Pakistan is uniquely placed in the crime and illegal economy nexus due to its geographic location. This study – the first of its kind in Pakistan – has been commissioned by the United Nations Office on Drugs and Crime (UNODC) to assess the size, nature and dynamics of the illegal economy in Pakistan and inter-linkages with the region and beyond. The focus is on the dominant forms of transnational organized crime present within the region, specifically, drugs and precursors trafficking, migrant smuggling and human trafficking, arms trafficking, illegal timber trade and kidnapping for ransom.

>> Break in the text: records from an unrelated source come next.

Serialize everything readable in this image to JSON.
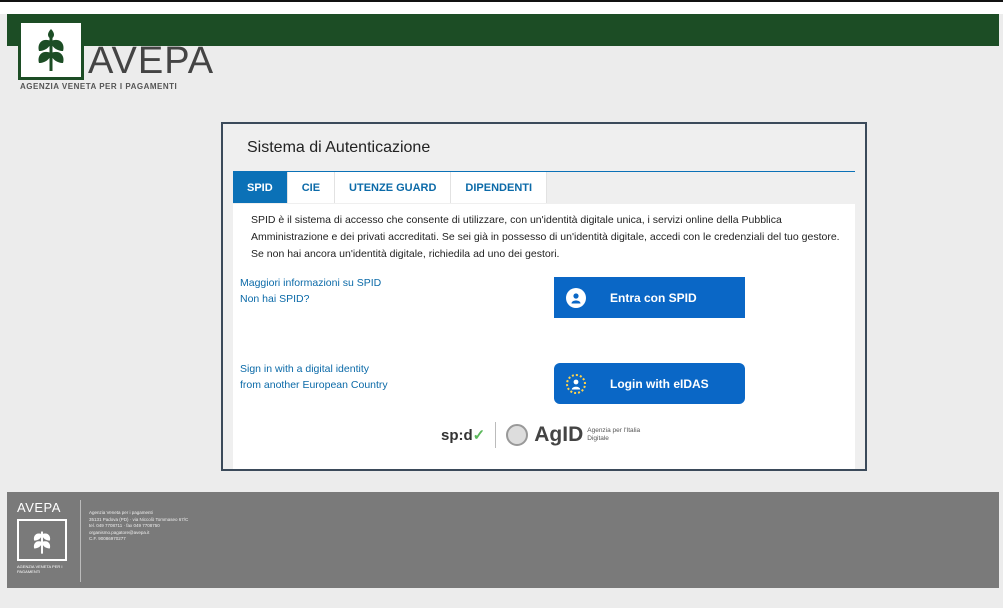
{
  "brand": {
    "name": "AVEPA",
    "subtitle": "AGENZIA VENETA PER I PAGAMENTI",
    "accent": "#1c4d25"
  },
  "auth": {
    "title": "Sistema di Autenticazione",
    "tabs": [
      {
        "label": "SPID",
        "active": true
      },
      {
        "label": "CIE",
        "active": false
      },
      {
        "label": "UTENZE GUARD",
        "active": false
      },
      {
        "label": "DIPENDENTI",
        "active": false
      }
    ],
    "description": "SPID è il sistema di accesso che consente di utilizzare, con un'identità digitale unica, i servizi online della Pubblica Amministrazione e dei privati accreditati. Se sei già in possesso di un'identità digitale, accedi con le credenziali del tuo gestore. Se non hai ancora un'identità digitale, richiedila ad uno dei gestori.",
    "links": {
      "more_info": "Maggiori informazioni su SPID",
      "no_spid": "Non hai SPID?",
      "eidas_line1": "Sign in with a digital identity",
      "eidas_line2": "from another European Country"
    },
    "buttons": {
      "spid": "Entra con SPID",
      "eidas": "Login with eIDAS"
    },
    "logos": {
      "spid": "sp:d",
      "agid": "AgID",
      "agid_sub": "Agenzia per l'Italia Digitale"
    },
    "button_color": "#0a67c6"
  },
  "footer": {
    "logo": "AVEPA",
    "logo_sub": "AGENZIA VENETA PER I PAGAMENTI",
    "info": [
      "Agenzia Veneta per i pagamenti",
      "35131 Padova (PD) · via Niccolò Tommaseo 67/C",
      "tel. 049 7708711 · fax 049 7708750",
      "organismo.pagatore@avepa.it",
      "C.F. 90086970277"
    ]
  }
}
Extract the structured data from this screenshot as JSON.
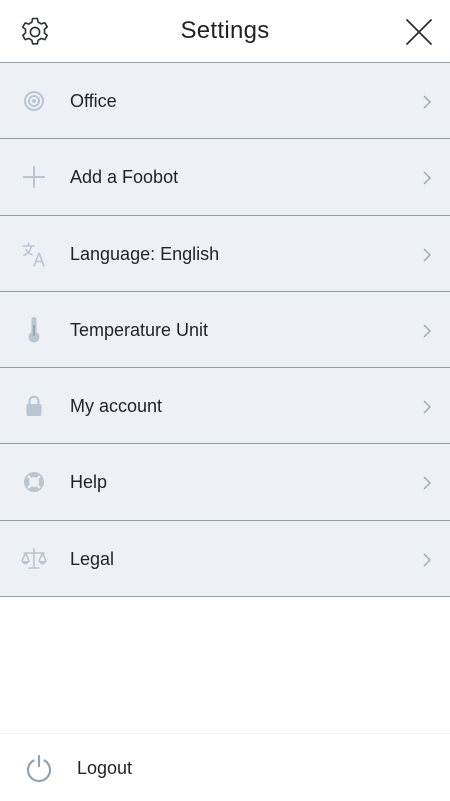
{
  "header": {
    "title": "Settings",
    "left_icon": "gear-icon",
    "right_icon": "close-icon"
  },
  "menu": {
    "items": [
      {
        "label": "Office",
        "icon": "target-icon"
      },
      {
        "label": "Add a Foobot",
        "icon": "plus-icon"
      },
      {
        "label": "Language: English",
        "icon": "translate-icon"
      },
      {
        "label": "Temperature Unit",
        "icon": "thermometer-icon"
      },
      {
        "label": "My account",
        "icon": "lock-icon"
      },
      {
        "label": "Help",
        "icon": "lifebuoy-icon"
      },
      {
        "label": "Legal",
        "icon": "scales-icon"
      }
    ],
    "chevron_icon": "chevron-right-icon"
  },
  "footer": {
    "logout_label": "Logout",
    "logout_icon": "power-icon"
  },
  "colors": {
    "item_background": "#edf1f6",
    "divider": "#8fa0ad",
    "icon": "#b9c6d2",
    "power_icon": "#8fa3b3",
    "text": "#1f2326",
    "chevron": "#9aa7b2"
  }
}
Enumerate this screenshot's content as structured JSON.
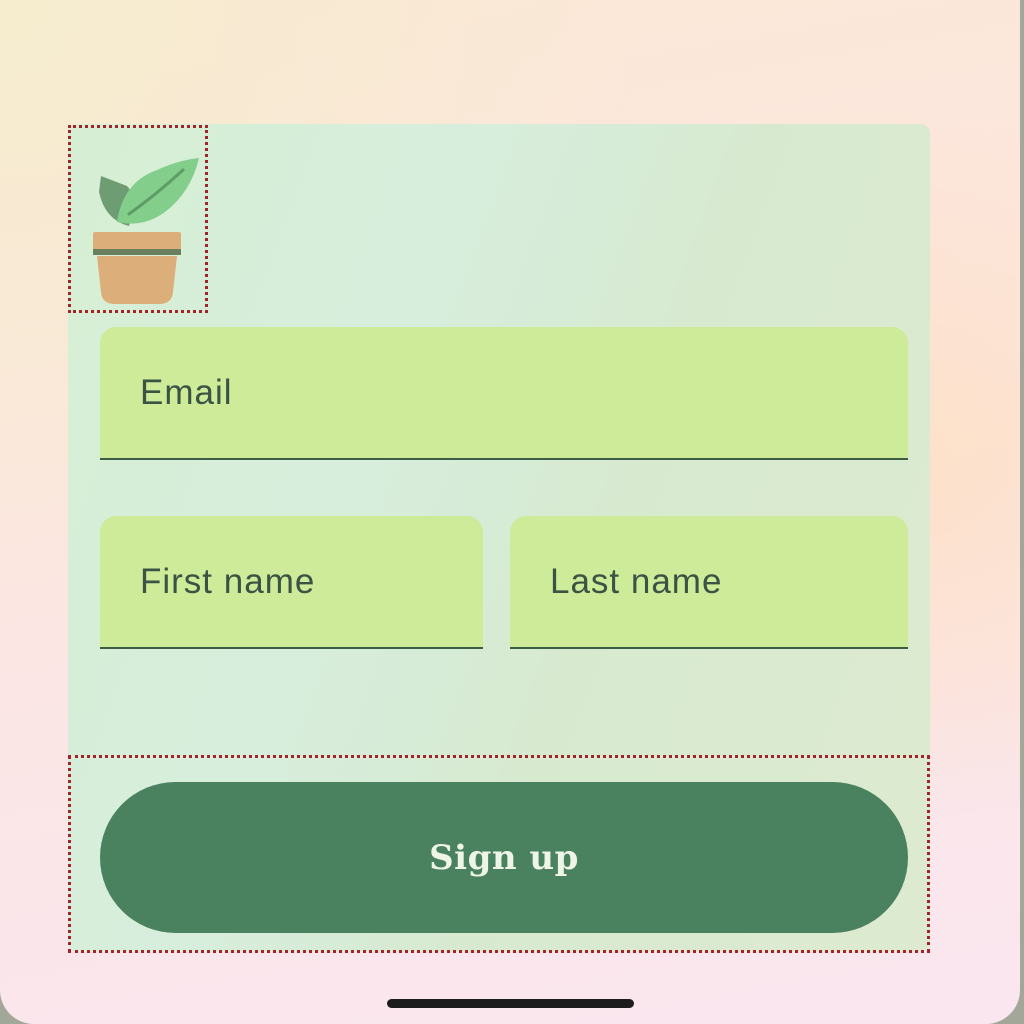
{
  "form": {
    "logo_icon": "potted-plant-icon",
    "email": {
      "label": "Email",
      "value": ""
    },
    "first_name": {
      "label": "First name",
      "value": ""
    },
    "last_name": {
      "label": "Last name",
      "value": ""
    },
    "submit_label": "Sign up"
  },
  "colors": {
    "field_fill": "#cdeb98",
    "button": "#4a8260",
    "button_text": "#eef4e6",
    "label_text": "#3b5344",
    "highlight_outline": "#a3232a"
  }
}
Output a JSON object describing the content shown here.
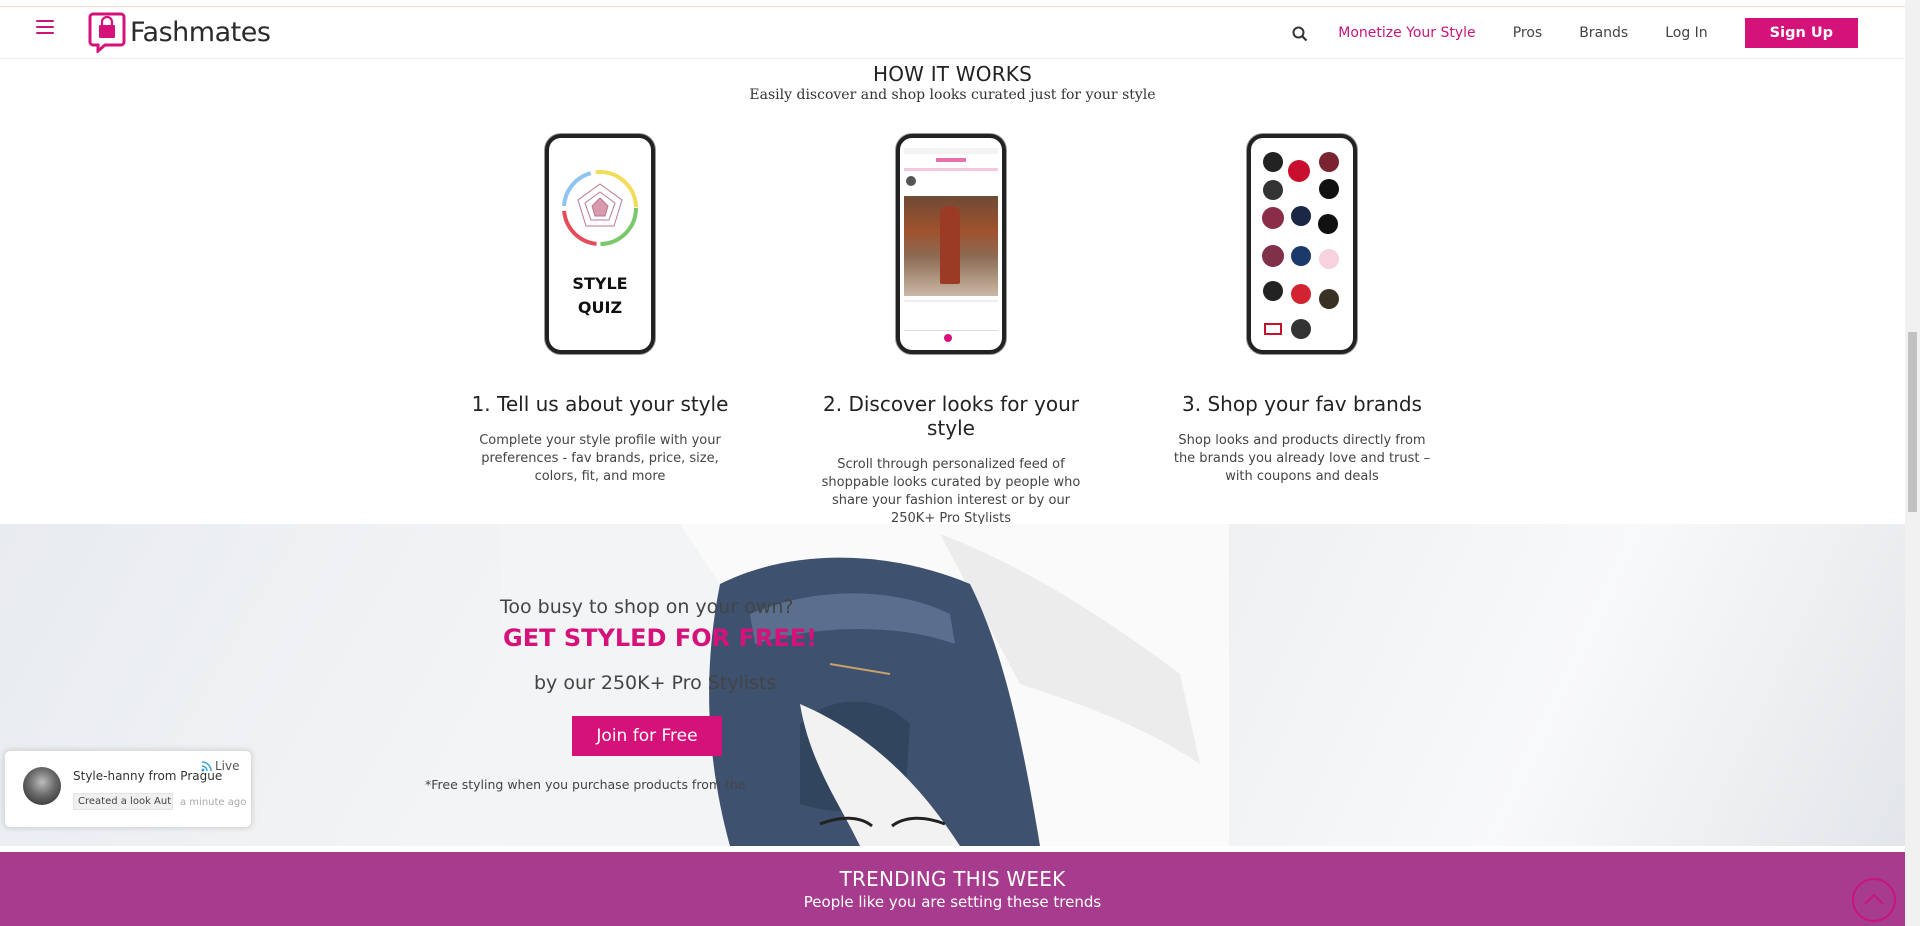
{
  "header": {
    "brand": "Fashmates",
    "nav": {
      "monetize": "Monetize Your Style",
      "pros": "Pros",
      "brands": "Brands",
      "login": "Log In",
      "signup": "Sign Up"
    }
  },
  "how_it_works": {
    "title": "HOW IT WORKS",
    "subtitle": "Easily discover and shop looks curated just for your style",
    "steps": [
      {
        "title": "1. Tell us about your style",
        "desc": "Complete your style profile with your preferences - fav brands, price, size, colors, fit, and more",
        "phone_text_1": "STYLE",
        "phone_text_2": "QUIZ"
      },
      {
        "title": "2. Discover looks for your style",
        "desc": "Scroll through personalized feed of shoppable looks curated by people who share your fashion interest or by our 250K+ Pro Stylists"
      },
      {
        "title": "3. Shop your fav brands",
        "desc": "Shop looks and products directly from the brands you already love and trust – with coupons and deals"
      }
    ]
  },
  "hero": {
    "busy": "Too busy to shop on your own?",
    "styled": "GET STYLED FOR FREE!",
    "by": "by our 250K+ Pro Stylists",
    "cta": "Join for Free",
    "disclaimer": "*Free styling when you purchase products from the"
  },
  "live_popup": {
    "tag": "Live",
    "name": "Style-hanny from Prague",
    "action": "Created a look Aut...",
    "time": "a minute ago"
  },
  "trending": {
    "title": "TRENDING THIS WEEK",
    "subtitle": "People like you are setting these trends"
  },
  "colors": {
    "brand": "#d4127a",
    "trending_bg": "#a73b8d"
  }
}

These forms of crime have become a threat to governments, civil societies and economies, undercutting the rule of law and hampering the achievement of Millennium Development Goals. Traditionally, these issues have been left at the edge of development discourse but there is now an acknowledgement at the highest levels in the United Nations and by leading institutions like the World Bank and the World Economic Forum that security issues need to be mainstreamed into traditional development paradigms. The United Nations has recently established a Task Force to focus the United Nations Development Group (UNDG) regional teams, United Nations country teams and peacekeeping and political field missions to effectively address these issues.

The key finding of this study is that in an inter-connected world, countering the illegal economy is a shared responsibility. It is striking that most illicit flows go to major economic powers. In other words, the world’s biggest trading partners are also the world’s biggest markets for illicit goods and services. This reflects the extent to which organized crime has become linked to the global economy, and vice versa, through the illicit trade of legal products (like natural resources), or the use of established banking, trade and communications networks (financial centres, shipping containers and the internet).